→ **TASK INSTRUCTIONS**
Restate the entries below verbatim.

------

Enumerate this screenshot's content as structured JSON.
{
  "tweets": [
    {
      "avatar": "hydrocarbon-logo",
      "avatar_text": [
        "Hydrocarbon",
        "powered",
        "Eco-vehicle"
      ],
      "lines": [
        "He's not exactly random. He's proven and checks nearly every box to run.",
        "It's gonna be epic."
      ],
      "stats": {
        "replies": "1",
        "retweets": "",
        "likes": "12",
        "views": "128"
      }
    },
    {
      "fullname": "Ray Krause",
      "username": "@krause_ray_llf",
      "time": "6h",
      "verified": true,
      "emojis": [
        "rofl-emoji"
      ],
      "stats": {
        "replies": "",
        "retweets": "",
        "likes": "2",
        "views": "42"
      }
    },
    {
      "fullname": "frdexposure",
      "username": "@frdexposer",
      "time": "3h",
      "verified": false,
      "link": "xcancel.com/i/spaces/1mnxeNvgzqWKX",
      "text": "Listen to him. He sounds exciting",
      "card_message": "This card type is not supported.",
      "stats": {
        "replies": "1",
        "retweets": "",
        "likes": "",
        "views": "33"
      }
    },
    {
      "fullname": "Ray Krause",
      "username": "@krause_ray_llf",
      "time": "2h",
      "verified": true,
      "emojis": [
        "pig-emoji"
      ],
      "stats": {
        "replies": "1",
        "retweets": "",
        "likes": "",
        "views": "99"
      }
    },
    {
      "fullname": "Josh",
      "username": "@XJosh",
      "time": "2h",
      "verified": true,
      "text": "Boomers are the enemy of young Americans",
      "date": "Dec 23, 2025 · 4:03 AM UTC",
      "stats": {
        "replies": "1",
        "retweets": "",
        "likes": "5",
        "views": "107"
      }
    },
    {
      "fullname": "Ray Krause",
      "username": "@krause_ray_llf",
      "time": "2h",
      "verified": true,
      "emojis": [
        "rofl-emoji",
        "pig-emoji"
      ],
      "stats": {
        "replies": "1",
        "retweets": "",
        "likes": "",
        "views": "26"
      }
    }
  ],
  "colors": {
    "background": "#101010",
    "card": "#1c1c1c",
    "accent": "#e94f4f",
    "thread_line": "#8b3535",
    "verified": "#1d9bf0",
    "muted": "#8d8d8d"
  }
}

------

→ **ANSWER BOX**
Enumerate this screenshot's content as structured JSON.
{
  "tweets": [
    {
      "avatar": "hydrocarbon-logo",
      "avatar_text": [
        "Hydrocarbon",
        "powered",
        "Eco-vehicle"
      ],
      "lines": [
        "He's not exactly random. He's proven and checks nearly every box to run.",
        "It's gonna be epic."
      ],
      "stats": {
        "replies": "1",
        "retweets": "",
        "likes": "12",
        "views": "128"
      }
    },
    {
      "fullname": "Ray Krause",
      "username": "@krause_ray_llf",
      "time": "6h",
      "verified": true,
      "emojis": [
        "rofl-emoji"
      ],
      "stats": {
        "replies": "",
        "retweets": "",
        "likes": "2",
        "views": "42"
      }
    },
    {
      "fullname": "frdexposure",
      "username": "@frdexposer",
      "time": "3h",
      "verified": false,
      "link": "xcancel.com/i/spaces/1mnxeNvgzqWKX",
      "text": "Listen to him. He sounds exciting",
      "card_message": "This card type is not supported.",
      "stats": {
        "replies": "1",
        "retweets": "",
        "likes": "",
        "views": "33"
      }
    },
    {
      "fullname": "Ray Krause",
      "username": "@krause_ray_llf",
      "time": "2h",
      "verified": true,
      "emojis": [
        "pig-emoji"
      ],
      "stats": {
        "replies": "1",
        "retweets": "",
        "likes": "",
        "views": "99"
      }
    },
    {
      "fullname": "Josh",
      "username": "@XJosh",
      "time": "2h",
      "verified": true,
      "text": "Boomers are the enemy of young Americans",
      "date": "Dec 23, 2025 · 4:03 AM UTC",
      "stats": {
        "replies": "1",
        "retweets": "",
        "likes": "5",
        "views": "107"
      }
    },
    {
      "fullname": "Ray Krause",
      "username": "@krause_ray_llf",
      "time": "2h",
      "verified": true,
      "emojis": [
        "rofl-emoji",
        "pig-emoji"
      ],
      "stats": {
        "replies": "1",
        "retweets": "",
        "likes": "",
        "views": "26"
      }
    }
  ],
  "colors": {
    "background": "#101010",
    "card": "#1c1c1c",
    "accent": "#e94f4f",
    "thread_line": "#8b3535",
    "verified": "#1d9bf0",
    "muted": "#8d8d8d"
  }
}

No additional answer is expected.